■ **PROBLEM**
Write out the lines below once more, exactly as they appear. Do not include pictures.

═══ PROVIDED MATERIAL

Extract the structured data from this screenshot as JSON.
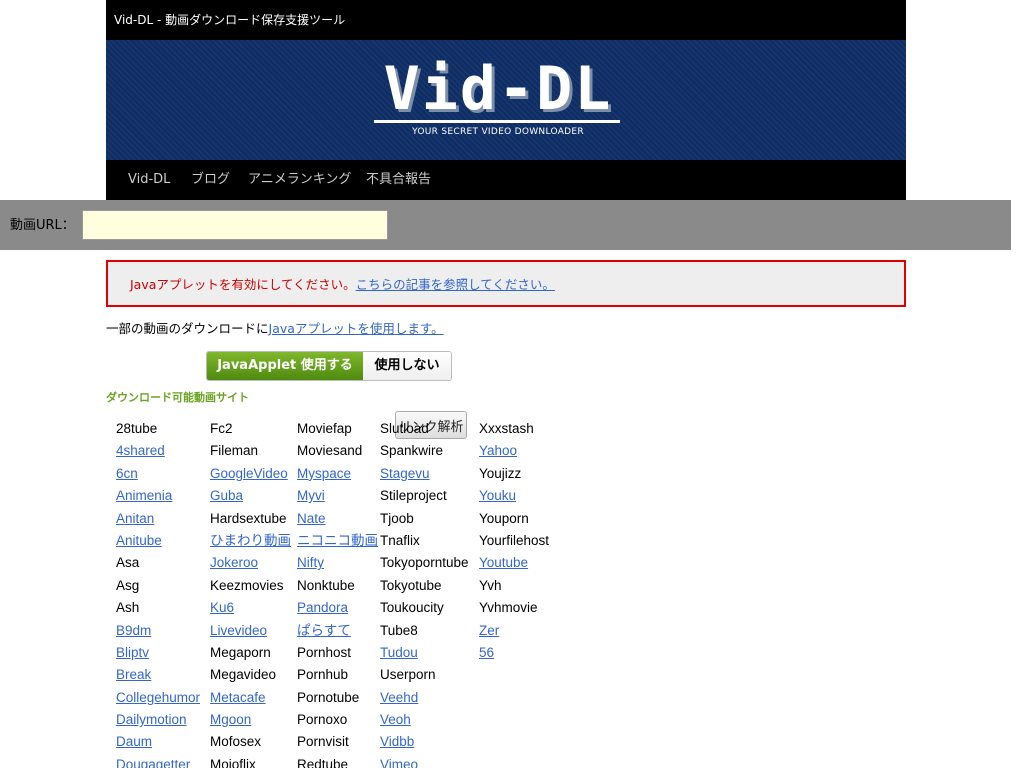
{
  "header": {
    "site_title": "Vid-DL - 動画ダウンロード保存支援ツール",
    "logo_text": "Vid-DL",
    "tagline": "YOUR SECRET VIDEO DOWNLOADER"
  },
  "nav": {
    "items": [
      {
        "label": "Vid-DL"
      },
      {
        "label": "ブログ"
      },
      {
        "label": "アニメランキング"
      },
      {
        "label": "不具合報告"
      }
    ]
  },
  "url_bar": {
    "label": "動画URL：",
    "value": "",
    "button_label": "リンク解析"
  },
  "warning": {
    "text": "Javaアプレットを有効にしてください。",
    "link_text": "こちらの記事を参照してください。"
  },
  "note": {
    "text": "一部の動画のダウンロードに",
    "link_text": "Javaアプレットを使用します。"
  },
  "toggle": {
    "on_label": "JavaApplet 使用する",
    "off_label": "使用しない"
  },
  "sites_heading": "ダウンロード可能動画サイト",
  "sites_columns": [
    [
      {
        "name": "28tube",
        "link": false
      },
      {
        "name": "4shared",
        "link": true
      },
      {
        "name": "6cn",
        "link": true
      },
      {
        "name": "Animenia",
        "link": true
      },
      {
        "name": "Anitan",
        "link": true
      },
      {
        "name": "Anitube",
        "link": true
      },
      {
        "name": "Asa",
        "link": false
      },
      {
        "name": "Asg",
        "link": false
      },
      {
        "name": "Ash",
        "link": false
      },
      {
        "name": "B9dm",
        "link": true
      },
      {
        "name": "Bliptv",
        "link": true
      },
      {
        "name": "Break",
        "link": true
      },
      {
        "name": "Collegehumor",
        "link": true
      },
      {
        "name": "Dailymotion",
        "link": true
      },
      {
        "name": "Daum",
        "link": true
      },
      {
        "name": "Dougagetter",
        "link": true
      }
    ],
    [
      {
        "name": "Fc2",
        "link": false
      },
      {
        "name": "Fileman",
        "link": false
      },
      {
        "name": "GoogleVideo",
        "link": true
      },
      {
        "name": "Guba",
        "link": true
      },
      {
        "name": "Hardsextube",
        "link": false
      },
      {
        "name": "ひまわり動画",
        "link": true
      },
      {
        "name": "Jokeroo",
        "link": true
      },
      {
        "name": "Keezmovies",
        "link": false
      },
      {
        "name": "Ku6",
        "link": true
      },
      {
        "name": "Livevideo",
        "link": true
      },
      {
        "name": "Megaporn",
        "link": false
      },
      {
        "name": "Megavideo",
        "link": false
      },
      {
        "name": "Metacafe",
        "link": true
      },
      {
        "name": "Mgoon",
        "link": true
      },
      {
        "name": "Mofosex",
        "link": false
      },
      {
        "name": "Mojoflix",
        "link": false
      }
    ],
    [
      {
        "name": "Moviefap",
        "link": false
      },
      {
        "name": "Moviesand",
        "link": false
      },
      {
        "name": "Myspace",
        "link": true
      },
      {
        "name": "Myvi",
        "link": true
      },
      {
        "name": "Nate",
        "link": true
      },
      {
        "name": "ニコニコ動画",
        "link": true
      },
      {
        "name": "Nifty",
        "link": true
      },
      {
        "name": "Nonktube",
        "link": false
      },
      {
        "name": "Pandora",
        "link": true
      },
      {
        "name": "ぱらすて",
        "link": true
      },
      {
        "name": "Pornhost",
        "link": false
      },
      {
        "name": "Pornhub",
        "link": false
      },
      {
        "name": "Pornotube",
        "link": false
      },
      {
        "name": "Pornoxo",
        "link": false
      },
      {
        "name": "Pornvisit",
        "link": false
      },
      {
        "name": "Redtube",
        "link": false
      }
    ],
    [
      {
        "name": "Slutload",
        "link": false
      },
      {
        "name": "Spankwire",
        "link": false
      },
      {
        "name": "Stagevu",
        "link": true
      },
      {
        "name": "Stileproject",
        "link": false
      },
      {
        "name": "Tjoob",
        "link": false
      },
      {
        "name": "Tnaflix",
        "link": false
      },
      {
        "name": "Tokyoporntube",
        "link": false
      },
      {
        "name": "Tokyotube",
        "link": false
      },
      {
        "name": "Toukoucity",
        "link": false
      },
      {
        "name": "Tube8",
        "link": false
      },
      {
        "name": "Tudou",
        "link": true
      },
      {
        "name": "Userporn",
        "link": false
      },
      {
        "name": "Veehd",
        "link": true
      },
      {
        "name": "Veoh",
        "link": true
      },
      {
        "name": "Vidbb",
        "link": true
      },
      {
        "name": "Vimeo",
        "link": true
      }
    ],
    [
      {
        "name": "Xxxstash",
        "link": false
      },
      {
        "name": "Yahoo",
        "link": true
      },
      {
        "name": "Youjizz",
        "link": false
      },
      {
        "name": "Youku",
        "link": true
      },
      {
        "name": "Youporn",
        "link": false
      },
      {
        "name": "Yourfilehost",
        "link": false
      },
      {
        "name": "Youtube",
        "link": true
      },
      {
        "name": "Yvh",
        "link": false
      },
      {
        "name": "Yvhmovie",
        "link": false
      },
      {
        "name": "Zer",
        "link": true
      },
      {
        "name": "56",
        "link": true
      }
    ]
  ],
  "colors": {
    "link": "#3366cc",
    "warning_text": "#cc0000",
    "warning_border": "#e00000",
    "heading_green": "#6aa321",
    "banner_blue": "#0f2e66",
    "url_bar_gray": "#8a8a8a"
  }
}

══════

■ **YOUR SOLUTION**
Extract the structured data from this screenshot as JSON.
{
  "header": {
    "site_title": "Vid-DL - 動画ダウンロード保存支援ツール",
    "logo_text": "Vid-DL",
    "tagline": "YOUR SECRET VIDEO DOWNLOADER"
  },
  "nav": {
    "items": [
      {
        "label": "Vid-DL"
      },
      {
        "label": "ブログ"
      },
      {
        "label": "アニメランキング"
      },
      {
        "label": "不具合報告"
      }
    ]
  },
  "url_bar": {
    "label": "動画URL：",
    "value": "",
    "button_label": "リンク解析"
  },
  "warning": {
    "text": "Javaアプレットを有効にしてください。",
    "link_text": "こちらの記事を参照してください。"
  },
  "note": {
    "text": "一部の動画のダウンロードに",
    "link_text": "Javaアプレットを使用します。"
  },
  "toggle": {
    "on_label": "JavaApplet 使用する",
    "off_label": "使用しない"
  },
  "sites_heading": "ダウンロード可能動画サイト",
  "sites_columns": [
    [
      {
        "name": "28tube",
        "link": false
      },
      {
        "name": "4shared",
        "link": true
      },
      {
        "name": "6cn",
        "link": true
      },
      {
        "name": "Animenia",
        "link": true
      },
      {
        "name": "Anitan",
        "link": true
      },
      {
        "name": "Anitube",
        "link": true
      },
      {
        "name": "Asa",
        "link": false
      },
      {
        "name": "Asg",
        "link": false
      },
      {
        "name": "Ash",
        "link": false
      },
      {
        "name": "B9dm",
        "link": true
      },
      {
        "name": "Bliptv",
        "link": true
      },
      {
        "name": "Break",
        "link": true
      },
      {
        "name": "Collegehumor",
        "link": true
      },
      {
        "name": "Dailymotion",
        "link": true
      },
      {
        "name": "Daum",
        "link": true
      },
      {
        "name": "Dougagetter",
        "link": true
      }
    ],
    [
      {
        "name": "Fc2",
        "link": false
      },
      {
        "name": "Fileman",
        "link": false
      },
      {
        "name": "GoogleVideo",
        "link": true
      },
      {
        "name": "Guba",
        "link": true
      },
      {
        "name": "Hardsextube",
        "link": false
      },
      {
        "name": "ひまわり動画",
        "link": true
      },
      {
        "name": "Jokeroo",
        "link": true
      },
      {
        "name": "Keezmovies",
        "link": false
      },
      {
        "name": "Ku6",
        "link": true
      },
      {
        "name": "Livevideo",
        "link": true
      },
      {
        "name": "Megaporn",
        "link": false
      },
      {
        "name": "Megavideo",
        "link": false
      },
      {
        "name": "Metacafe",
        "link": true
      },
      {
        "name": "Mgoon",
        "link": true
      },
      {
        "name": "Mofosex",
        "link": false
      },
      {
        "name": "Mojoflix",
        "link": false
      }
    ],
    [
      {
        "name": "Moviefap",
        "link": false
      },
      {
        "name": "Moviesand",
        "link": false
      },
      {
        "name": "Myspace",
        "link": true
      },
      {
        "name": "Myvi",
        "link": true
      },
      {
        "name": "Nate",
        "link": true
      },
      {
        "name": "ニコニコ動画",
        "link": true
      },
      {
        "name": "Nifty",
        "link": true
      },
      {
        "name": "Nonktube",
        "link": false
      },
      {
        "name": "Pandora",
        "link": true
      },
      {
        "name": "ぱらすて",
        "link": true
      },
      {
        "name": "Pornhost",
        "link": false
      },
      {
        "name": "Pornhub",
        "link": false
      },
      {
        "name": "Pornotube",
        "link": false
      },
      {
        "name": "Pornoxo",
        "link": false
      },
      {
        "name": "Pornvisit",
        "link": false
      },
      {
        "name": "Redtube",
        "link": false
      }
    ],
    [
      {
        "name": "Slutload",
        "link": false
      },
      {
        "name": "Spankwire",
        "link": false
      },
      {
        "name": "Stagevu",
        "link": true
      },
      {
        "name": "Stileproject",
        "link": false
      },
      {
        "name": "Tjoob",
        "link": false
      },
      {
        "name": "Tnaflix",
        "link": false
      },
      {
        "name": "Tokyoporntube",
        "link": false
      },
      {
        "name": "Tokyotube",
        "link": false
      },
      {
        "name": "Toukoucity",
        "link": false
      },
      {
        "name": "Tube8",
        "link": false
      },
      {
        "name": "Tudou",
        "link": true
      },
      {
        "name": "Userporn",
        "link": false
      },
      {
        "name": "Veehd",
        "link": true
      },
      {
        "name": "Veoh",
        "link": true
      },
      {
        "name": "Vidbb",
        "link": true
      },
      {
        "name": "Vimeo",
        "link": true
      }
    ],
    [
      {
        "name": "Xxxstash",
        "link": false
      },
      {
        "name": "Yahoo",
        "link": true
      },
      {
        "name": "Youjizz",
        "link": false
      },
      {
        "name": "Youku",
        "link": true
      },
      {
        "name": "Youporn",
        "link": false
      },
      {
        "name": "Yourfilehost",
        "link": false
      },
      {
        "name": "Youtube",
        "link": true
      },
      {
        "name": "Yvh",
        "link": false
      },
      {
        "name": "Yvhmovie",
        "link": false
      },
      {
        "name": "Zer",
        "link": true
      },
      {
        "name": "56",
        "link": true
      }
    ]
  ],
  "colors": {
    "link": "#3366cc",
    "warning_text": "#cc0000",
    "warning_border": "#e00000",
    "heading_green": "#6aa321",
    "banner_blue": "#0f2e66",
    "url_bar_gray": "#8a8a8a"
  }
}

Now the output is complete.